Recently, it was reported (and disputed) that 45 had questioned why we would allow immigrants from "Shithole" nations like those in Africa, when Norway would be a much better country to receive them from. As much as 45 has lied as a president – beginning with his inauguration day – I have no reason to believe him when he states that he did not use that word. He, of course, demanded that the media was printing false information. I was bothered by all of this enough that I emailed my US Senator, John Cornyn, asking him about it. He responded, but not directly to my question. I'm certain that what I received was a template letter that best fit the concern I expressed in my email. I hope that somebody somewhere is keeping track of how many times people inquire about this.
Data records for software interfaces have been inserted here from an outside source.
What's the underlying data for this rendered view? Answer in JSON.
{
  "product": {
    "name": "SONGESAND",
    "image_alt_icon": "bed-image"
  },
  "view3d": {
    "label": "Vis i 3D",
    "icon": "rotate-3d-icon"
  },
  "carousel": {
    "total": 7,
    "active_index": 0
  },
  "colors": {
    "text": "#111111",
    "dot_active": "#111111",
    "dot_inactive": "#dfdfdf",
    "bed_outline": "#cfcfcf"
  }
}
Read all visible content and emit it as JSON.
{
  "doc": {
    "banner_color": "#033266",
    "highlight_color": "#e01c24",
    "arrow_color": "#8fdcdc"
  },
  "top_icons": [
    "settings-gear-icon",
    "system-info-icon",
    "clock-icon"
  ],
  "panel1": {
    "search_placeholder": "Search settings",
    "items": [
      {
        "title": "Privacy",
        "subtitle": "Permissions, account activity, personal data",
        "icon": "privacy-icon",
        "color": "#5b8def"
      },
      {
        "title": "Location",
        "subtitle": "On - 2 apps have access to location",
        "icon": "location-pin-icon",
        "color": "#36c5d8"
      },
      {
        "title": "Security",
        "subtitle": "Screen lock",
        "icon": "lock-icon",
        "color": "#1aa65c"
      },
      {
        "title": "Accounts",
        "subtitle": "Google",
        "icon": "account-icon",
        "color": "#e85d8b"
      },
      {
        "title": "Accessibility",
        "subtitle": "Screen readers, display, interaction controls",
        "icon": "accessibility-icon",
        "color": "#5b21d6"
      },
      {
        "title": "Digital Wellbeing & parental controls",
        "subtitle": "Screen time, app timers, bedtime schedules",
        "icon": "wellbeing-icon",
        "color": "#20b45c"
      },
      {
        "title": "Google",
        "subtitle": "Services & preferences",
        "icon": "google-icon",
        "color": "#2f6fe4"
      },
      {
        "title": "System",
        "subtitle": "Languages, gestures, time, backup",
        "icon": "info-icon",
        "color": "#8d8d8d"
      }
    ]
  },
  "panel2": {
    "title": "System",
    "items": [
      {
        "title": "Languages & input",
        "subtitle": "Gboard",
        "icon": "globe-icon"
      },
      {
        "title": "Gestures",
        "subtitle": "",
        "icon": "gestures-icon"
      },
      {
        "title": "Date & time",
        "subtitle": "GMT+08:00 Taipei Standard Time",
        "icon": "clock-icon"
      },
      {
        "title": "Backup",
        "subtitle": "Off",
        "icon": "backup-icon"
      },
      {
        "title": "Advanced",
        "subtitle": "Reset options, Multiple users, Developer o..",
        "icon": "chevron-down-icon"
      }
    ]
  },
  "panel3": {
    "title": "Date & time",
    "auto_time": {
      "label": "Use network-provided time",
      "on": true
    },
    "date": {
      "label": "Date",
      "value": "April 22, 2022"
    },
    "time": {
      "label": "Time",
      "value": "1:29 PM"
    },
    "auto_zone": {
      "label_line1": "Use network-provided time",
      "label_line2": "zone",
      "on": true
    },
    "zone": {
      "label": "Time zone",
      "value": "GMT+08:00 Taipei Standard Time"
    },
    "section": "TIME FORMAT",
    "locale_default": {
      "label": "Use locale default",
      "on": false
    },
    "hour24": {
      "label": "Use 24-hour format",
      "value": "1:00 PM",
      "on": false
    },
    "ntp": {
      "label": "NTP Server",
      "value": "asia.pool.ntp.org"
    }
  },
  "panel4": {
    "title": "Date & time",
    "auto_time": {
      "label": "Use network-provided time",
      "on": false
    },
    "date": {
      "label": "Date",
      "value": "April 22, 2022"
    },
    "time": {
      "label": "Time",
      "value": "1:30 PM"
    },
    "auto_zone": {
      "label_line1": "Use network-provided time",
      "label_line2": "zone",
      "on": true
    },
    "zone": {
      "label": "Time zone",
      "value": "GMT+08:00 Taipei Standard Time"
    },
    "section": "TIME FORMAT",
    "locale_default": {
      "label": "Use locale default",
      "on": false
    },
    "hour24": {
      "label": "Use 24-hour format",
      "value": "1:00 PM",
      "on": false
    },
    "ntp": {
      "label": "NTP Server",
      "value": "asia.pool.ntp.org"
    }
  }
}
His response, though, wasn't without merit. It did confirm that he at least understands some of what we expect from him as our Senator. Here's the relevant part:
To alleviate the dangers inherent in centralized power, the U.S. Constitution establishes three separate, but equal, branches of government: the legislative, the executive, and the judiciary. Our Founding Fathers developed a system of checks and balances to prevent the accumulation of excessive power in any single branch. Within this system, Congress has the duty to provide critical oversight of the executive branch and determine how taxpayer dollars are spent.
I take this responsibility seriously and am committed to working with the Trump Administration to ensure the will of the American people is heard and the interests of all Texans are represented. I believe open government is an essential requirement of democracy. Transparency allows citizens to view how government operates, permits an honest exchange of information that ensures government accountability, and upholds the American ideal that government never rules without the consent of the governed.
At least I get the sense that he understands that Congress is supposed to balance the power and not let one man or branch have too much. Though I may not agree with everything he does, he is nobody's fool. I don't know what is going on in the Senate investigation into the Russian involvement in the US 2016 presidential election, or the House's or Mueller's. He's in a better place to be privy to that information and I feel comfortable that he is taking all of this seriously. I also feel that he takes the issue of the free press seriously.
In response to all of this I have:
- Communicated with Senator John Cornyn (as stated above)
- Communicated with News Literacy Project about teaming with social media providers
- Written this post, which likely nobody will ever read, but at least I've gathered my thoughts and references and I have them at my fingertips should they be needed.